Kessler Foundation partners with Virtualware to develop innovative stroke treatment
Kessler Foundation, a leader in rehabilitation research, has partnered with Virtualware, an international leader in immersive and interactive technologies, to create a virtual reality (VR) based treatment for spatial neglect, the most common spatial deficit after stroke. The treatment called VR-SRT System, which will be under direction of Peii Chen, PhD, and Denise Krch, PhD, is an intervention that enhances therapy participation through a safe, interactive, and game-like VR environment. The flexibility of the VR-SRT System allows the tool to be implemented in various clinical settings and the home.
Spatial neglect is a hidden disability among stroke survivors, disrupting basic self-care activities and impairing postural balance, reading ability, and navigation. Spatial neglect hinders rehabilitation outcomes and recovery, as evidenced by prolonged hospitalization and an increased risk for falls and injuries. This unique VR intervention leverages three-dimensional (3D) virtual environments for immersive training scenarios to maximize improvement of health and function in stroke survivors with spatial neglect.

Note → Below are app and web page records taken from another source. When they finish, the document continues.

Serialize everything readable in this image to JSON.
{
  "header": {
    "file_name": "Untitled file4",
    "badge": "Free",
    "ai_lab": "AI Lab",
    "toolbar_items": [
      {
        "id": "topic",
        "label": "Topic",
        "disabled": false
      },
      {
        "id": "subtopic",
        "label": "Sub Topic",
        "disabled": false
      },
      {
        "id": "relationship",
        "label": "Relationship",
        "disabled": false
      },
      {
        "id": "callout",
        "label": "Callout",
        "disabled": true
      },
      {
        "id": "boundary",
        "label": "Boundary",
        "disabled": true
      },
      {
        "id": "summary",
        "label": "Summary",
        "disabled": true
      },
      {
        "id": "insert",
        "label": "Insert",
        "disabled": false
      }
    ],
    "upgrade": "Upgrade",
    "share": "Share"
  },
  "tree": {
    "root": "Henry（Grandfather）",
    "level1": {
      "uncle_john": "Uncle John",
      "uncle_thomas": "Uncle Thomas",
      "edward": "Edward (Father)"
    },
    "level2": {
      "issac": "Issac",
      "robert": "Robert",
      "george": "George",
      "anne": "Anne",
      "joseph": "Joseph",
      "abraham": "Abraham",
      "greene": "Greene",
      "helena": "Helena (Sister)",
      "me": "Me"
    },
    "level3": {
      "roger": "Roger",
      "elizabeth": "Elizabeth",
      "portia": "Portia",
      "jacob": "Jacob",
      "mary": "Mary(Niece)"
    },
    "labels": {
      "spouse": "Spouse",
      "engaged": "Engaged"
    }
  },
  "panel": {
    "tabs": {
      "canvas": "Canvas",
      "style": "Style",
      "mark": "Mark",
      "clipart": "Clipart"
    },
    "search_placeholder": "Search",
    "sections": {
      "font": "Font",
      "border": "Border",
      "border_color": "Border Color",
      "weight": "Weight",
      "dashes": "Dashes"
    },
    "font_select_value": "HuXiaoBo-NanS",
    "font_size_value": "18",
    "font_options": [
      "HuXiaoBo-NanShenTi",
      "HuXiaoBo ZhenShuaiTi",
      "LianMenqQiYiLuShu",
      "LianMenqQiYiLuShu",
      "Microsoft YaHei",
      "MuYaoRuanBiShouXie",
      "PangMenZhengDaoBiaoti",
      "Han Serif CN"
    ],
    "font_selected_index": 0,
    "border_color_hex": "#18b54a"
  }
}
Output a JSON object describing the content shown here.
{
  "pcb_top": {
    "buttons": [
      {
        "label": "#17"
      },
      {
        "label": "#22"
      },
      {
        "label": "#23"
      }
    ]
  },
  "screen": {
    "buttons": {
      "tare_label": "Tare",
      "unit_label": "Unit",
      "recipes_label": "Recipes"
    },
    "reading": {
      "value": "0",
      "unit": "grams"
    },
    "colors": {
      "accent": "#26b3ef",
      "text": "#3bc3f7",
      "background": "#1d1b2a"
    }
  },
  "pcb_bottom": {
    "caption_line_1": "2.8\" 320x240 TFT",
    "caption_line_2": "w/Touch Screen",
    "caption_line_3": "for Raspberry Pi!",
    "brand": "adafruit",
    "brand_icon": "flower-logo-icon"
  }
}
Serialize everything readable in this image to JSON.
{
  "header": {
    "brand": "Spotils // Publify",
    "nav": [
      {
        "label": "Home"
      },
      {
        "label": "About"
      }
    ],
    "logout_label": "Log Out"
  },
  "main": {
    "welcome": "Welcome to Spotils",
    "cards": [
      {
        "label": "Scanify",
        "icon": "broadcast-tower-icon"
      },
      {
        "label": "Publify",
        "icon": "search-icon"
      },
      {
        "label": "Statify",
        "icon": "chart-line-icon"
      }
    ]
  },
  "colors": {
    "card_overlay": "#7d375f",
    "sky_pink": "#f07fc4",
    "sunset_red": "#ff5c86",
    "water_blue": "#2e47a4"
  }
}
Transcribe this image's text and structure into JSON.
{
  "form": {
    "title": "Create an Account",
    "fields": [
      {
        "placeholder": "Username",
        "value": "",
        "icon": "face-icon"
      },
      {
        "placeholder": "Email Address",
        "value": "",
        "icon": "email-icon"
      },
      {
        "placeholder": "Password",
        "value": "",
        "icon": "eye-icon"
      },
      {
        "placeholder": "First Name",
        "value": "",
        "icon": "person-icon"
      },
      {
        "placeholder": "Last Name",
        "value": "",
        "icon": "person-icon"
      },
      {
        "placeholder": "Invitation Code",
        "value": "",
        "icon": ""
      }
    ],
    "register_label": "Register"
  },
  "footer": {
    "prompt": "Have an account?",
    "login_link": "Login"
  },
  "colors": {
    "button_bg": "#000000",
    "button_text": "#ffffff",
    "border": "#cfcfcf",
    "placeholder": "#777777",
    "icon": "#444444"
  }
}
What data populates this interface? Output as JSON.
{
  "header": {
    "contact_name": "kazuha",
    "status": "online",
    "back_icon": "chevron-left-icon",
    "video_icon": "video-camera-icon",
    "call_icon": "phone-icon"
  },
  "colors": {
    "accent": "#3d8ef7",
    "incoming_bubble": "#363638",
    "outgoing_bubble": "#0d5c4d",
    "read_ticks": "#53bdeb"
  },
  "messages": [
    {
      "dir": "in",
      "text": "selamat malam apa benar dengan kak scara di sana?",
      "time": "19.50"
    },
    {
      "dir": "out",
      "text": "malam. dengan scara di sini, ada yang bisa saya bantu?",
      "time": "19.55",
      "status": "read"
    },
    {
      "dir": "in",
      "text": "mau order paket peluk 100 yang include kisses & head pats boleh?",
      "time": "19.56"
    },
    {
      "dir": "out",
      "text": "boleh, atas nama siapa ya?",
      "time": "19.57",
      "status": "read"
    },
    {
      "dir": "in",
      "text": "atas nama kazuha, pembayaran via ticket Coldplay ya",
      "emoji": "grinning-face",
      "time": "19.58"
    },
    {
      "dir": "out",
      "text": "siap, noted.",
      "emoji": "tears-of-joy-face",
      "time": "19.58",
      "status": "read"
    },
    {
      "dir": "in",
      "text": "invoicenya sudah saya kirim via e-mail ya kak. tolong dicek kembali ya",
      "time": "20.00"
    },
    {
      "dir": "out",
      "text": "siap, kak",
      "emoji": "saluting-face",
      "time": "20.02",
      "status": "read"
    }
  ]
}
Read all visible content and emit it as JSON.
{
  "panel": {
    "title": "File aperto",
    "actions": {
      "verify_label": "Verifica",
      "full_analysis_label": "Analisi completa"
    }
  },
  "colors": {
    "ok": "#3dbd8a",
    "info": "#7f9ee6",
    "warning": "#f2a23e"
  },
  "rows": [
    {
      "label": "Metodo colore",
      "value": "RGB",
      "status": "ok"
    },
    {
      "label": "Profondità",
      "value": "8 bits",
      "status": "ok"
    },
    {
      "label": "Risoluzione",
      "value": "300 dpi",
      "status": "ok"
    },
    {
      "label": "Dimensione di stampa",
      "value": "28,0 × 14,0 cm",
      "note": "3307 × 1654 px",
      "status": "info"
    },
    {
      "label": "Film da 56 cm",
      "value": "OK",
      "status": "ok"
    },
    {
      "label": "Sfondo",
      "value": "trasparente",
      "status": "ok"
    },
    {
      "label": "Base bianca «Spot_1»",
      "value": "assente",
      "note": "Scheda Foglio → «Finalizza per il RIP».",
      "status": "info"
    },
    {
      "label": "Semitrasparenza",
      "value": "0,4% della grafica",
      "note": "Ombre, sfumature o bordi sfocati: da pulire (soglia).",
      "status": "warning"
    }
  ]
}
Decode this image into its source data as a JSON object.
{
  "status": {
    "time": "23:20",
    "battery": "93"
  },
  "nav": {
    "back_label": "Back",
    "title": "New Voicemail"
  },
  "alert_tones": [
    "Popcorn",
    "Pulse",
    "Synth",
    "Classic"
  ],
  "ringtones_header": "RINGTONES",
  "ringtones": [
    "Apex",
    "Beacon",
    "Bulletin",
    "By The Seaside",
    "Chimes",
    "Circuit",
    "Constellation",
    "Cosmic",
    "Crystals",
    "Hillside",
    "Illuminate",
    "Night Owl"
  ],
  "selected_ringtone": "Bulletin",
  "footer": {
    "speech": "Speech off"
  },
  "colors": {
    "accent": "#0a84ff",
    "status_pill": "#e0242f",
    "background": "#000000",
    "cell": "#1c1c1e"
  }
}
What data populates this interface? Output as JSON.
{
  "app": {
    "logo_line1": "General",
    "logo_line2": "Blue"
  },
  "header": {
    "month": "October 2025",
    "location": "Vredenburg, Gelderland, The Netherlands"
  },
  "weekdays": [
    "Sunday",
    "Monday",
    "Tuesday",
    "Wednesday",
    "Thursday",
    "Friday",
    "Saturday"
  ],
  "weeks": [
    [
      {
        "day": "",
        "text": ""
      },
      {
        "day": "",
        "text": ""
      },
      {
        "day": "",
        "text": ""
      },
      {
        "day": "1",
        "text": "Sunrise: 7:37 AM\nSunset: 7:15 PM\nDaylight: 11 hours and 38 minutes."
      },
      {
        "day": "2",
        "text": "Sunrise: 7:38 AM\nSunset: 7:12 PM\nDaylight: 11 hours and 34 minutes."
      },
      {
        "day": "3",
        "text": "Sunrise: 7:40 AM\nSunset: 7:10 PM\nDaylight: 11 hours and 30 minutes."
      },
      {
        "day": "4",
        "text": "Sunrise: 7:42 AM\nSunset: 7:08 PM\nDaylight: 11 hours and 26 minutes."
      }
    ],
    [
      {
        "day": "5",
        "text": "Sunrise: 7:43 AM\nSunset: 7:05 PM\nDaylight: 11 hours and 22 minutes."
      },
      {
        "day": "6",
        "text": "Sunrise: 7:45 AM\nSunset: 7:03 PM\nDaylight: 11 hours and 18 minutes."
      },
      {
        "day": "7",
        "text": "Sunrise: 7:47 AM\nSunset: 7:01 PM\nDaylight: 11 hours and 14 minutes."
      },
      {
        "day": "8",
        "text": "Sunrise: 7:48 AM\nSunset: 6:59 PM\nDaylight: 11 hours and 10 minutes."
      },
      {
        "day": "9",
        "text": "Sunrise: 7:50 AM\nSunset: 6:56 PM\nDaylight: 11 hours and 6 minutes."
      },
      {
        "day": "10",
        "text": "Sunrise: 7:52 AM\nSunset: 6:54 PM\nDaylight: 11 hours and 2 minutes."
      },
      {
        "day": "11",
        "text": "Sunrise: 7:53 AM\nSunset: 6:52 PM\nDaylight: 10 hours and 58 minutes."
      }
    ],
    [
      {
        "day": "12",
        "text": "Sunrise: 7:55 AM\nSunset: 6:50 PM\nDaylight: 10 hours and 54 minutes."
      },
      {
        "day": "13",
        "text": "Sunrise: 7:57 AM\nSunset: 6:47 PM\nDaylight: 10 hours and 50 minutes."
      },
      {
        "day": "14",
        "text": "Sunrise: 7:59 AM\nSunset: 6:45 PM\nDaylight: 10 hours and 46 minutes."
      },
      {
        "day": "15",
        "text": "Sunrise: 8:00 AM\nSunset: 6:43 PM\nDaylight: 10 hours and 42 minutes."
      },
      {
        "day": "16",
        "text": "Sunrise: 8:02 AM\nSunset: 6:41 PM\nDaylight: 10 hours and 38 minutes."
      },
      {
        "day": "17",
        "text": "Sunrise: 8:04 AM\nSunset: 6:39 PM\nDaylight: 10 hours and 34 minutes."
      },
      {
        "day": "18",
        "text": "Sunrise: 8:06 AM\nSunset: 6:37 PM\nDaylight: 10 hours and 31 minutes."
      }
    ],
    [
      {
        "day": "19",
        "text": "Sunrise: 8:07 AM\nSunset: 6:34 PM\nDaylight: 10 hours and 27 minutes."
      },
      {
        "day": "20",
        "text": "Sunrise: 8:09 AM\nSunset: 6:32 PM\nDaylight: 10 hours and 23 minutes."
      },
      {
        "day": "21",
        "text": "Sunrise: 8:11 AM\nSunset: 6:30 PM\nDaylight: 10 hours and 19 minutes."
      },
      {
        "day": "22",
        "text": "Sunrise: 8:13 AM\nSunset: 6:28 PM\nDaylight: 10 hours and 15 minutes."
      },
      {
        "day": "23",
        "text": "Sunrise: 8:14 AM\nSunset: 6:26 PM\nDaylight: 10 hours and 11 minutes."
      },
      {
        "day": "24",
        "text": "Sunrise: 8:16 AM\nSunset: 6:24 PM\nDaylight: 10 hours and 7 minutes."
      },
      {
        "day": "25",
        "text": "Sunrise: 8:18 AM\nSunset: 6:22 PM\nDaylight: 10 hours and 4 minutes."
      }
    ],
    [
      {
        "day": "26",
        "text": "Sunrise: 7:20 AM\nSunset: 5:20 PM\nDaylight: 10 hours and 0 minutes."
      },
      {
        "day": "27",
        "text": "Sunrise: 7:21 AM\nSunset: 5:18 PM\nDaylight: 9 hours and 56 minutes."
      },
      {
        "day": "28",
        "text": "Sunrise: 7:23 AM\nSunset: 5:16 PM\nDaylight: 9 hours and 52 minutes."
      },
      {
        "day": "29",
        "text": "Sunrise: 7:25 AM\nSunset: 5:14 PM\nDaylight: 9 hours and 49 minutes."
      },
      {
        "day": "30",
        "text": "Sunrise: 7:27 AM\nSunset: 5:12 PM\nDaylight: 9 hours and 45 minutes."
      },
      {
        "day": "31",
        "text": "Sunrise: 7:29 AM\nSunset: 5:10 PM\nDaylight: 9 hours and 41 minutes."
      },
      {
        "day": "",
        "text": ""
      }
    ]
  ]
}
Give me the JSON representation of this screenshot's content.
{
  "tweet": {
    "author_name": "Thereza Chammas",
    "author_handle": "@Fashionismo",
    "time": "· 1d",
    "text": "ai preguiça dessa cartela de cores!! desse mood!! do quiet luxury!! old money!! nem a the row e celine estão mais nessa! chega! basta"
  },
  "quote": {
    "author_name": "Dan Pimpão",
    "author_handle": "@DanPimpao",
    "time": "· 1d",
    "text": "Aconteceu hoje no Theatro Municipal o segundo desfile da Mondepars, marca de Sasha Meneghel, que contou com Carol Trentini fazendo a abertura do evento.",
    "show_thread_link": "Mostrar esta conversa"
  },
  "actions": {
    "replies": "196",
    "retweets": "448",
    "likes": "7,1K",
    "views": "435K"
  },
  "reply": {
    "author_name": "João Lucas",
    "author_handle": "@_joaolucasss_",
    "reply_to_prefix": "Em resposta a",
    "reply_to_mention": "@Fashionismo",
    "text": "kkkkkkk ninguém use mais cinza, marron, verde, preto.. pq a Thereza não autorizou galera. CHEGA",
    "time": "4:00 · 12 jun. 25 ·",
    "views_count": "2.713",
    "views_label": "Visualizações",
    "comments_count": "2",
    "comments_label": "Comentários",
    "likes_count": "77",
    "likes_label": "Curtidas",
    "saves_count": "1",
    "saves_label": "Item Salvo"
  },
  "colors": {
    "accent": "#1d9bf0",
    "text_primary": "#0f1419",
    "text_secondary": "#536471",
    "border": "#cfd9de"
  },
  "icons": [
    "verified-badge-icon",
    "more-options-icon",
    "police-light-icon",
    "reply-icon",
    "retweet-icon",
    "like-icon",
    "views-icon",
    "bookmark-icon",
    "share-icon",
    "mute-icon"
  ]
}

“The VR-SRT System is based on established theories of neurorehabilitation approaches for spatial neglect. Making the treatment game-like will improve patient engagement and motivate the patients to complete treatment regime while receiving rehabilitative benefits,” noted Dr. Peii Chen, senior research scientist in Stroke Rehabilitation Research at Kessler Foundation.
“As VR hardware and software become more affordable and accessible, novel therapy paradigms like the VR-SRT System will be at the forefront of rehabilitation, facilitating treatment delivery, improving outcomes, and reducing the burdens on individuals, families, and society.”
The goal of the VR-SRT System is to improve control of spatial attention and body-environment awareness through an immersive training process that remaps and realigns visual and motor modalities in the 3D world. The VR-SRT System engages the user’s visual system through stimuli presented in a head-mounted display, while simultaneously engaging the patient’s motor system through head- and positional tracking and a marker-less hand-tracking device.
“For many years, we have been working on the intersection between digital technology and health, developing innovative solutions derived from the latest scientific research and the collective experience of our team,” remarked Julio Alvarez, eHealth Business Unit Manager at Virtualware.
“The current project poses a very attractive technological challenge for Virtualware; we are excited to deliver a series of digital interventions that may aid patients with neuropsychological impairment on their road to recovery. It is a great honor to work with the scientists at the Kessler Foundation, which has an international reputation for excellence in translational rehabilitation research.”
Virtualware is a world-renowned company with expertise in turn-key solutions for immersive and interactive technologies including virtual reality, augmented reality, gamification, immersive training, serious games and interactive hardware manufacturing. The company has an extensive portfolio of work across the entire spectrum of industry and is a CE-certified medical device manufacturer. The company offers bespoke immersive digital solutions for a range of industries. It belongs to Virtualware Group which has 70 people in its offices in Bilbao, Madrid, United Kingdom, Mexico and Chile and has a dedicated R&D lab focused on collaborative projects.
Kessler Foundation, a major nonprofit organization in the field of disability, is a global leader in rehabilitation research that seeks to improve cognition, mobility, and long-term outcomes — including employment — for people with neurological disabilities caused by diseases and injuries of the brain and spinal cord. Kessler Foundation also leads the nation in funding innovative programs that expand employment opportunities for people with disabilities.